Back in the centuries of Spanish rule, Pasig River was an important transport route in Manila. Today, due to societal and government negligence along with industrial activity surrounding Pasig River, it is now so polluted that it is said to be no longer biologically active. Filipino youth of the present day probably know this river as one that many say should be brought back to life, but never is.
Part of the blame for this is the society in which we live – one that is predominantly made up of Filipinos characteristic of C and DE socio-economic status who necessarily have far less spending power than the country’s affluent minority. Metro Manila, of nearly 12 million souls, is a disproportionately tiny area occupied by an eighth of the entire country’s population, mostly comprised of urban poor and moderate to low-income families with significantly less access to economic opportunity.
The low cost of manpower stemming from the massive supply of job seekers competing for few job openings tends to subject most residents to financial insecurity, thus explaining how an average Filipino family is able to spend less for necessities. Millions of Pinoys living in abject poverty cannot preoccupy themselves with environmental concerns as they devote most of their time scraping a living and are barely able to survive from day to day. This explains the widespread indiscriminate littering in Metro Manila.
Another part of the blame falls onto government, for failing to sustain both environmental regulation of industrial activities around Pasig River, and the determination to lift Filipinos from economic limbo. A more critical look at the combination of poverty and loosely regulated big business reveals the prevalence of what is called a tingi economy, or “sachet economy,” where consumers generally have the propensity to make purchases of small quantities rather than larger ones.
At the core of it all are the engines that feed on a tingi economy to grow their multi-billion peso enterprise with a virtually limitless supply of cheap labor, millions of tingi/sachet-product consumers, and the absence of the strong arm grip of government environmental regulation. These business entities are profiting from the way society and the Philippine economy is set up, and some are even dumping hazardous wastes into wherever it is convenient and cheap to do so. With much of Metro Manila’s waterways leading down to Pasig River, pretty much anything dumped within the metropolis could find its way to Pasig River either via regular drainage paths or through urban flooding during rainy season. Going the way of micro-retailing of smaller packs so that no one is too poor to afford anything, makes for a huge customer base that includes millions of Pinoys of even the lowest of incomes.
The waste generated by an economy that consumes massive quantities of various products looks like multiples of the garbage in countries of higher standards of living, the same way ten thousand pennies make up the equivalent of a single hundred dollar bill. Imagine even just a fraction of that waste put into Pasig River, and it is no wonder that more than 6 decades after the first signs of decline in fish population, the river is dead. Thanks to growing poverty, which is ironic considering the continued success of micro-retail and the ubiquitous sachet, the way we consume killed the Pasig River.

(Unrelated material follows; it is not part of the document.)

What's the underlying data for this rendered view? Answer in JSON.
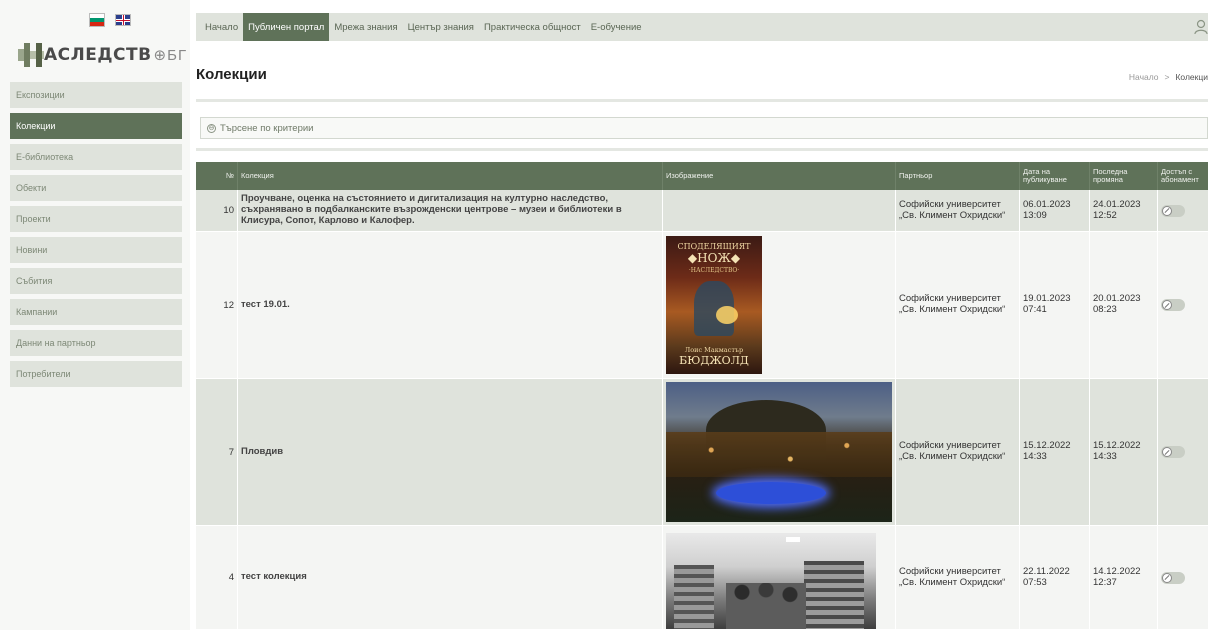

If not with economic upliftment for more individual Filipinos, how else can we revive Pasig River? Surely not with fun runs. Surely not with social events that we’ve been having for so many years that only resulted in the Pasig River staying a ghost of its colonial self centuries past. Definitely not with the way we continue to consume while nonchalantly ignoring our impact on what follows the consumption.